The between-level movies provide some quality laughs as well, and they definitely move the story forward. That’s a good thing, since gamers will probably end up watching movies half as much as they play through levels. If only the CG flicks were a bit more polished. The majority of the graphics in Armed & Dangerous are fantastic, with high-resolution textures, detailed character models, deformable environments and location-specific damage when you shoot an enemy. These great graphics make it hard to ignore an inexplicably low-resolution span of video or a choppy animation.
But again, the humor pulls through, this time with the movies’ accompanying audio. As in the rest of the game, the audio in Armed & Dangerous’ movies is top-notch, will full Dolby Digital support and great voice acting. There’s nothing like a comedic line delivered perfectly, and the audio department makes sure players won’t miss a single punch line. The game also has a fantastic soundtrack, which dynamically changes from calm Celtic chords to bass-filled beats as the situation changes. I’d normally tip my hat to the outstanding audio, but this is a LucasArts-published game, so great audio comes with the territory.
I’d also normally tip this game off of the “good stuff” scale, given my mixed feelings about the insta-end phenomenon and the inconsistent difficulty, but the complete package of Armed & Dangerous precludes me from doing so. Yes, the friendly AI is bad, and yes, the levels are linear and end more candidly than any game in years. But darn it if the game doesn’t make me want to continue playing anyway. The humor, audio, over-the-top weapons and scenarios are just too good to pass up. When all is said and done, Armed & Dangerous isn’t the end-all-be-all shooter I expected, but it’s certainly greater than the sum of its parts.

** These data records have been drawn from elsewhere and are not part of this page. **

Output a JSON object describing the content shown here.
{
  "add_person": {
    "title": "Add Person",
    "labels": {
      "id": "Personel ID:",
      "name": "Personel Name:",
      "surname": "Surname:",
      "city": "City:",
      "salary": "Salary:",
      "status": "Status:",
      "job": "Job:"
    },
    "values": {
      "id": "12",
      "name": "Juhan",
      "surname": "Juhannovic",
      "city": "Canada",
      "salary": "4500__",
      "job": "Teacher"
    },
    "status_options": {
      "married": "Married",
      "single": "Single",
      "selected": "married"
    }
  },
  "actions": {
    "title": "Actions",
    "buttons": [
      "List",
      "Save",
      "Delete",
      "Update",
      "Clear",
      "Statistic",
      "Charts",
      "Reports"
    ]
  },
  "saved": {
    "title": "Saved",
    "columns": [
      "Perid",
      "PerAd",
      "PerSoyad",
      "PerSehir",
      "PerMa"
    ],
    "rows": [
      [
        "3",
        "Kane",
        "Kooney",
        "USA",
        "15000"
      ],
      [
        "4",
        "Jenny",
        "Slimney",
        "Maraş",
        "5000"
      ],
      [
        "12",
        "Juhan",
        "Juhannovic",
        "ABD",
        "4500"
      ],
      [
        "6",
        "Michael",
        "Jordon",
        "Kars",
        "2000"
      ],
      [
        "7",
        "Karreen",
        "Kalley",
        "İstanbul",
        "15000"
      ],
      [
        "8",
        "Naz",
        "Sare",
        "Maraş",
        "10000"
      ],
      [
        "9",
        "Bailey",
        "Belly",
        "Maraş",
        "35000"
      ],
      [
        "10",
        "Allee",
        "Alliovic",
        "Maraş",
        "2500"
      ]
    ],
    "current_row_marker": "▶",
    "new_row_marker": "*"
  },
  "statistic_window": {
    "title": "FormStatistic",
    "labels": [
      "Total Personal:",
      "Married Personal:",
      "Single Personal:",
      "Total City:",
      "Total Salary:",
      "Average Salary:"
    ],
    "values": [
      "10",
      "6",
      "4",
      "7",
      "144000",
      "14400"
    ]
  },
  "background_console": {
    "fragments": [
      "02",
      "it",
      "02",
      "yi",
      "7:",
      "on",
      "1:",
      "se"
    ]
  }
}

- Gameplay: 7.5
- Graphics: 8.3
- Sound: 9
- Replay: 7
- Overall: 8
- High on entertainment, low on “wow factor.”
— Jonas Allen